He’s probably best known for being friends with Auden. Louis MacNeice isn’t a major poet, by any stretch of the imagination. His best poems draw on simple, deeply felt emotions, his worst try to draw from the same well but come up dry. Still, while they’re not particularly complex, I do think poems like his early “Sunlight on the Garden” can be quite powerful. Or this later poem, “House on a Cliff”:
Indoors the tang of a tiny oil lamp. Outdoors
The winking signal on the waste of sea.
Indoors the sound of the wind. Outdoors the wind.
Indoors the locked heart and the lost key.
Outdoors the chill, the void, the siren. Indoors
The strong man pained to find his red blood cools,
While the blind clock grows louder, faster. Outdoors
The silent moon, the garrulous tides she rules.
Indoors ancestral curse-cum-blessing. Outdoors
The empty bowl of heaven, the empty deep.
Indoors a purposeful man who talks at cross

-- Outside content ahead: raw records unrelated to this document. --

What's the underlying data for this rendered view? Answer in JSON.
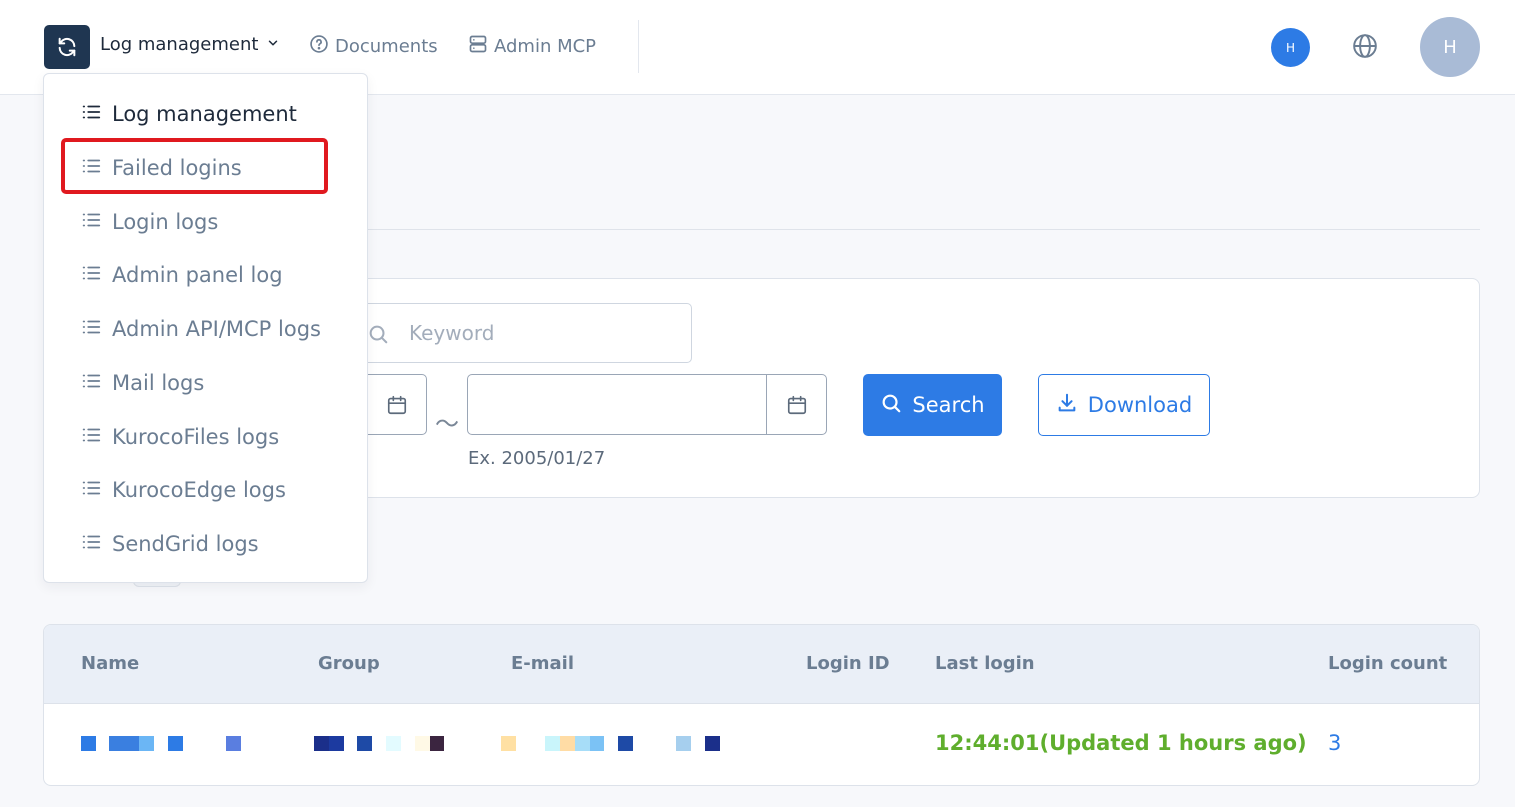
{
  "header": {
    "current_menu": "Log management",
    "nav_documents": "Documents",
    "nav_admin_mcp": "Admin MCP",
    "user_initial_small": "H",
    "user_initial_large": "H",
    "accent_color": "#2d7be5",
    "icons": [
      "refresh-icon",
      "chevron-down-icon",
      "help-circle-icon",
      "server-icon",
      "globe-icon"
    ]
  },
  "dropdown": {
    "items": [
      {
        "label": "Log management",
        "active": true
      },
      {
        "label": "Failed logins",
        "highlighted": true
      },
      {
        "label": "Login logs"
      },
      {
        "label": "Admin panel log"
      },
      {
        "label": "Admin API/MCP logs"
      },
      {
        "label": "Mail logs"
      },
      {
        "label": "KurocoFiles logs"
      },
      {
        "label": "KurocoEdge logs"
      },
      {
        "label": "SendGrid logs"
      }
    ]
  },
  "search": {
    "keyword_placeholder": "Keyword",
    "date_separator": "～",
    "date_hint": "Ex. 2005/01/27",
    "search_label": "Search",
    "download_label": "Download"
  },
  "table": {
    "headers": [
      "Name",
      "Group",
      "E-mail",
      "Login ID",
      "Last login",
      "Login count"
    ],
    "rows": [
      {
        "last_login": "12:44:01(Updated 1 hours ago)",
        "login_count": "3"
      }
    ]
  }
}
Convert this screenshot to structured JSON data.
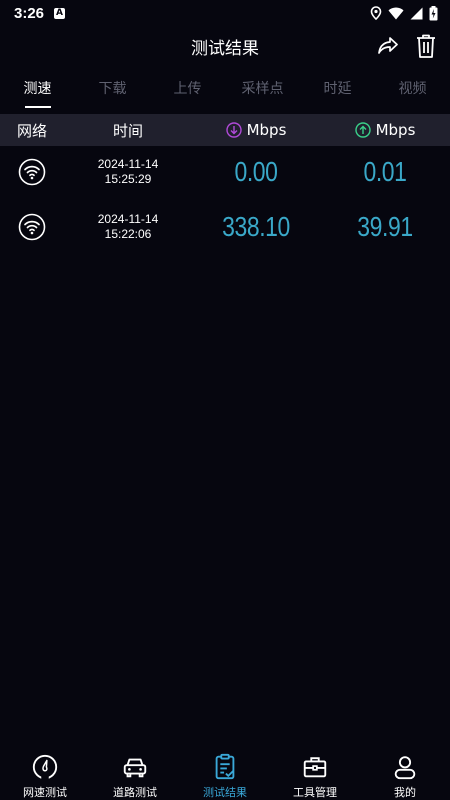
{
  "status_bar": {
    "time": "3:26"
  },
  "header": {
    "title": "测试结果"
  },
  "tabs": [
    {
      "label": "测速",
      "active": true
    },
    {
      "label": "下载",
      "active": false
    },
    {
      "label": "上传",
      "active": false
    },
    {
      "label": "采样点",
      "active": false
    },
    {
      "label": "时延",
      "active": false
    },
    {
      "label": "视频",
      "active": false
    }
  ],
  "table": {
    "headers": {
      "network": "网络",
      "time": "时间",
      "download_unit": "Mbps",
      "upload_unit": "Mbps"
    },
    "rows": [
      {
        "network": "wifi-icon",
        "date": "2024-11-14",
        "clock": "15:25:29",
        "download": "0.00",
        "upload": "0.01"
      },
      {
        "network": "wifi-icon",
        "date": "2024-11-14",
        "clock": "15:22:06",
        "download": "338.10",
        "upload": "39.91"
      }
    ]
  },
  "bottom_nav": [
    {
      "label": "网速测试",
      "icon": "speedometer-icon",
      "active": false
    },
    {
      "label": "道路测试",
      "icon": "car-icon",
      "active": false
    },
    {
      "label": "测试结果",
      "icon": "clipboard-icon",
      "active": true
    },
    {
      "label": "工具管理",
      "icon": "toolbox-icon",
      "active": false
    },
    {
      "label": "我的",
      "icon": "user-icon",
      "active": false
    }
  ],
  "colors": {
    "background": "#06060f",
    "accent": "#3aa8c8",
    "download_icon": "#b04ad8",
    "upload_icon": "#3ad08a",
    "header_row": "#20202d"
  }
}
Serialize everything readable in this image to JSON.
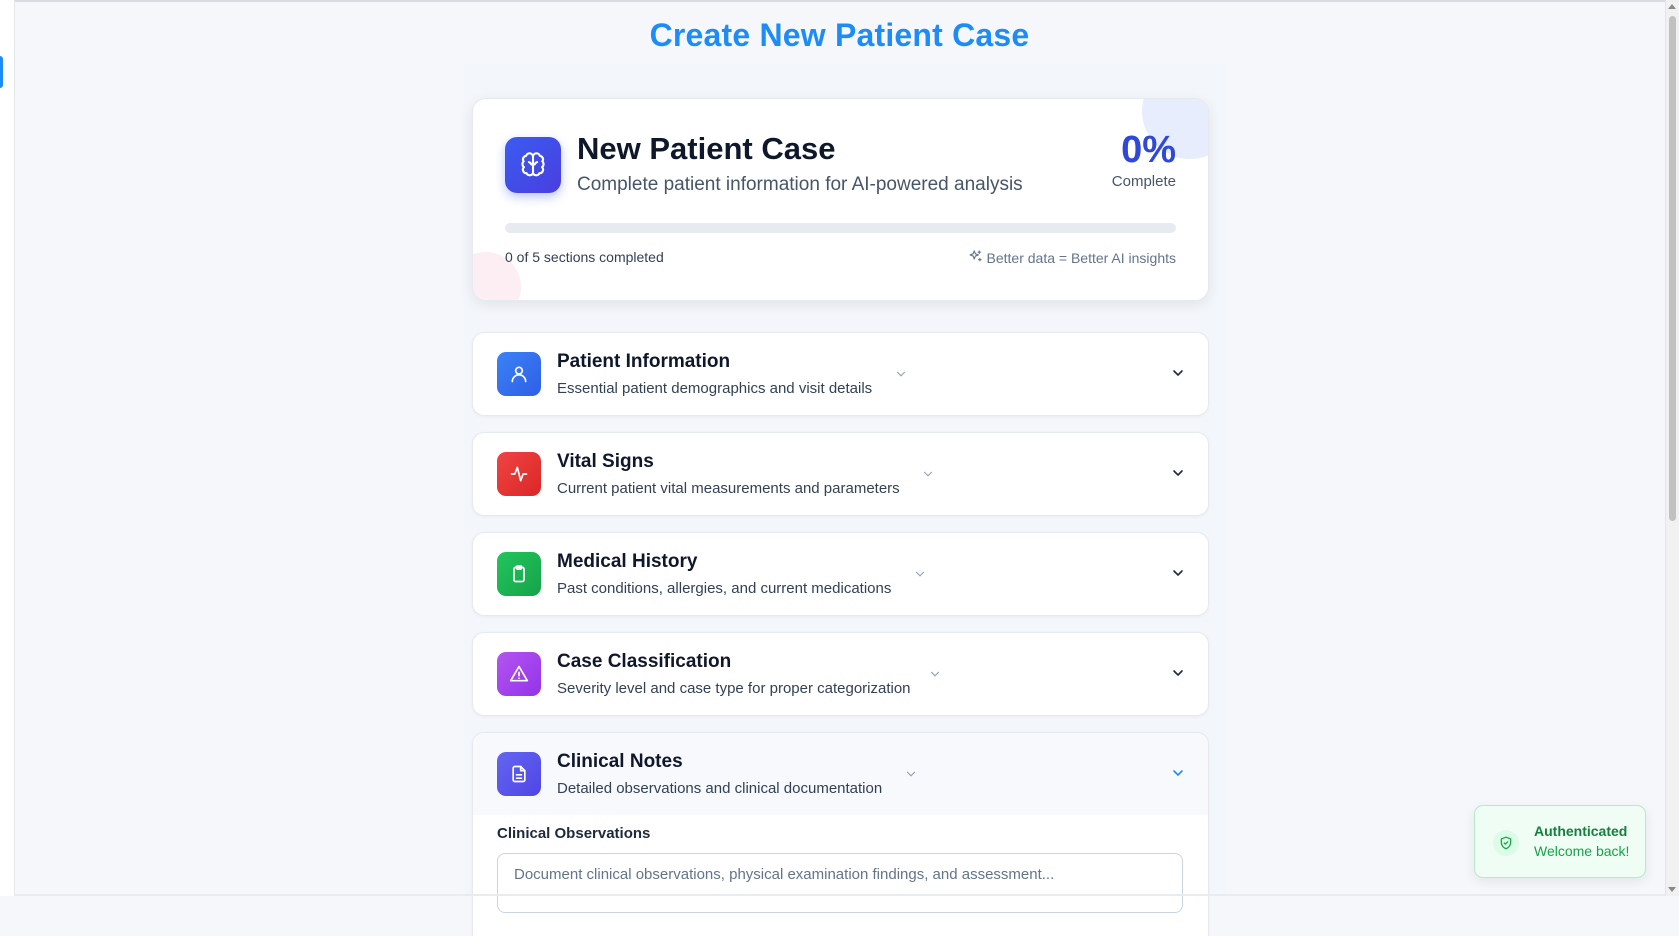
{
  "page": {
    "title": "Create New Patient Case"
  },
  "summary": {
    "title": "New Patient Case",
    "subtitle": "Complete patient information for AI-powered analysis",
    "percent": "0%",
    "percent_label": "Complete",
    "progress_fraction": 0,
    "sections_completed": "0 of 5 sections completed",
    "insight": "Better data = Better AI insights",
    "icon": "brain-icon"
  },
  "sections": [
    {
      "title": "Patient Information",
      "description": "Essential patient demographics and visit details",
      "icon": "user-icon",
      "color": "#3b6ff5",
      "expanded": false
    },
    {
      "title": "Vital Signs",
      "description": "Current patient vital measurements and parameters",
      "icon": "activity-icon",
      "color": "#e5322f",
      "expanded": false
    },
    {
      "title": "Medical History",
      "description": "Past conditions, allergies, and current medications",
      "icon": "clipboard-icon",
      "color": "#1fae4c",
      "expanded": false
    },
    {
      "title": "Case Classification",
      "description": "Severity level and case type for proper categorization",
      "icon": "alert-triangle-icon",
      "color": "#a247e8",
      "expanded": false
    },
    {
      "title": "Clinical Notes",
      "description": "Detailed observations and clinical documentation",
      "icon": "file-text-icon",
      "color": "#5b54e6",
      "expanded": true
    }
  ],
  "clinical_notes": {
    "observations_label": "Clinical Observations",
    "observations_placeholder": "Document clinical observations, physical examination findings, and assessment..."
  },
  "toast": {
    "title": "Authenticated",
    "message": "Welcome back!",
    "icon": "shield-check-icon"
  },
  "colors": {
    "accent": "#1d8cf8",
    "primary": "#3a5cf0",
    "success": "#16a34a"
  }
}
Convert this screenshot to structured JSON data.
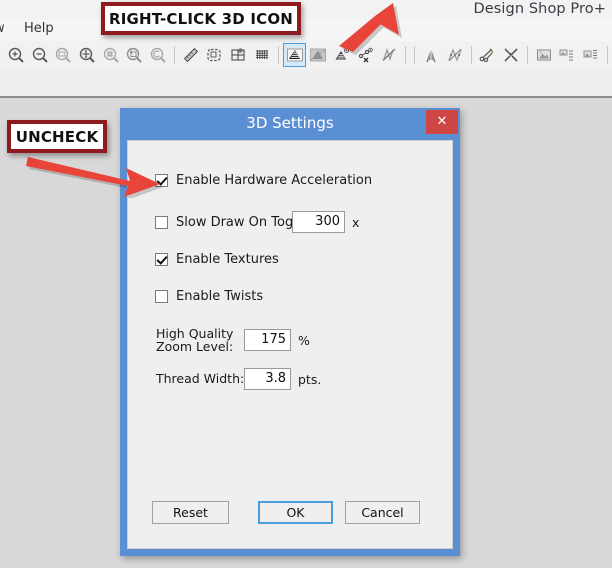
{
  "app": {
    "title": "Design Shop Pro+",
    "menu": [
      {
        "name": "menu-window",
        "label": "w"
      },
      {
        "name": "menu-help",
        "label": "Help"
      }
    ]
  },
  "toolbar": {
    "items": [
      {
        "name": "zoom-in-icon",
        "label": "zoom-in-icon",
        "active": false
      },
      {
        "name": "zoom-out-icon",
        "label": "zoom-out-icon",
        "active": false
      },
      {
        "name": "zoom-selection-icon",
        "label": "zoom-selection-icon",
        "active": false
      },
      {
        "name": "zoom-fit-icon",
        "label": "zoom-fit-icon",
        "active": false
      },
      {
        "name": "zoom-grid-icon",
        "label": "zoom-grid-icon",
        "active": false
      },
      {
        "name": "zoom-previous-icon",
        "label": "zoom-previous-icon",
        "active": false
      },
      {
        "name": "zoom-refresh-icon",
        "label": "zoom-refresh-icon",
        "active": false
      },
      {
        "name": "ruler-icon",
        "label": "ruler-icon",
        "active": false
      },
      {
        "name": "hoop-icon",
        "label": "hoop-icon",
        "active": false
      },
      {
        "name": "grid-quarters-icon",
        "label": "grid-quarters-icon",
        "active": false
      },
      {
        "name": "fine-grid-icon",
        "label": "fine-grid-icon",
        "active": false
      },
      {
        "name": "three-d-view-icon",
        "label": "three-d-view-icon",
        "active": true
      },
      {
        "name": "three-d-texture-icon",
        "label": "three-d-texture-icon",
        "active": false
      },
      {
        "name": "three-d-stitch-icon",
        "label": "three-d-stitch-icon",
        "active": false
      },
      {
        "name": "stitch-points-icon",
        "label": "stitch-points-icon",
        "active": false
      },
      {
        "name": "hide-stitches-icon",
        "label": "hide-stitches-icon",
        "active": false
      },
      {
        "name": "needle-icon",
        "label": "needle-icon",
        "active": false
      },
      {
        "name": "connectors-icon",
        "label": "connectors-icon",
        "active": false
      },
      {
        "name": "trim-icon",
        "label": "trim-icon",
        "active": false
      },
      {
        "name": "collapse-icon",
        "label": "collapse-icon",
        "active": false
      },
      {
        "name": "image-icon",
        "label": "image-icon",
        "active": false
      },
      {
        "name": "image-list-icon",
        "label": "image-list-icon",
        "active": false
      },
      {
        "name": "image-stack-icon",
        "label": "image-stack-icon",
        "active": false
      }
    ]
  },
  "dialog": {
    "title": "3D Settings",
    "close_label": "✕",
    "hardware_acceleration": {
      "label": "Enable Hardware Acceleration",
      "checked": true
    },
    "slow_draw": {
      "label": "Slow Draw On Toggle",
      "checked": false,
      "value": "300",
      "unit": "x"
    },
    "textures": {
      "label": "Enable Textures",
      "checked": true
    },
    "twists": {
      "label": "Enable Twists",
      "checked": false
    },
    "zoom_level": {
      "label": "High Quality\nZoom Level:",
      "value": "175",
      "unit": "%"
    },
    "thread_width": {
      "label": "Thread Width:",
      "value": "3.8",
      "unit": "pts."
    },
    "buttons": {
      "reset": "Reset",
      "ok": "OK",
      "cancel": "Cancel"
    }
  },
  "annotations": {
    "right_click": "RIGHT-CLICK 3D ICON",
    "uncheck": "UNCHECK"
  },
  "colors": {
    "dialog_chrome": "#5b8fd4",
    "close_button": "#cf4745",
    "annotation_border": "#8e1b20",
    "arrow": "#e8443a",
    "accent_focus": "#4a9ede"
  }
}
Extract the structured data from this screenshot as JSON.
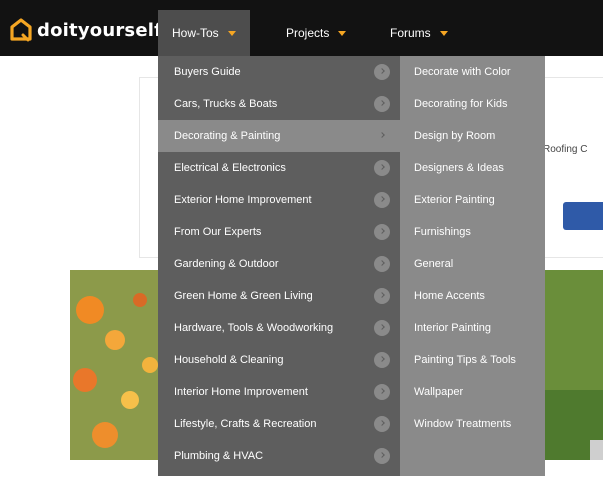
{
  "brand": {
    "name": "doityourself",
    "accent": "#f5a623"
  },
  "nav": [
    {
      "label": "How-Tos",
      "active": true
    },
    {
      "label": "Projects",
      "active": false
    },
    {
      "label": "Forums",
      "active": false
    }
  ],
  "background": {
    "card_text": "Roofing C"
  },
  "menu": {
    "categories": [
      "Buyers Guide",
      "Cars, Trucks & Boats",
      "Decorating & Painting",
      "Electrical & Electronics",
      "Exterior Home Improvement",
      "From Our Experts",
      "Gardening & Outdoor",
      "Green Home & Green Living",
      "Hardware, Tools & Woodworking",
      "Household & Cleaning",
      "Interior Home Improvement",
      "Lifestyle, Crafts & Recreation",
      "Plumbing & HVAC"
    ],
    "active_category": "Decorating & Painting",
    "subcategories": [
      "Decorate with Color",
      "Decorating for Kids",
      "Design by Room",
      "Designers & Ideas",
      "Exterior Painting",
      "Furnishings",
      "General",
      "Home Accents",
      "Interior Painting",
      "Painting Tips & Tools",
      "Wallpaper",
      "Window Treatments"
    ]
  }
}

Purposes, to himself, in a broken sleep.
The contrasting images are simple, but the contrast works. Mostly because the details are expertly selected and they’re all bound together by an excellent ear for linguistic music. “The winking signal on the waste of sea” is the best description of a lighthouse I’ve ever read–not that you encounter poetic distillations of lighthouses that often. Consider, too, the wonderful rhythmic stuttering of “the garrulous tide she rules.” Or the enjambment at “cross / Purposes.” There is beauty here, and it should be acknowledged.
But once you acknowledge all that, what more is there to say? You could, of course, give a close reading. You could ponderously explicate the central contrast, could describe the relation between the speaker and the “purposeful man,” could try to figure out why the man’s sleep is broken. Doing those things is a great way to learn how to read poetry, especially “difficult” poetry. But once you know how to read–and with this poem in particular–I don’t quite see the point, and will refrain from doing so. This is not difficult poetry. It’s just poetry.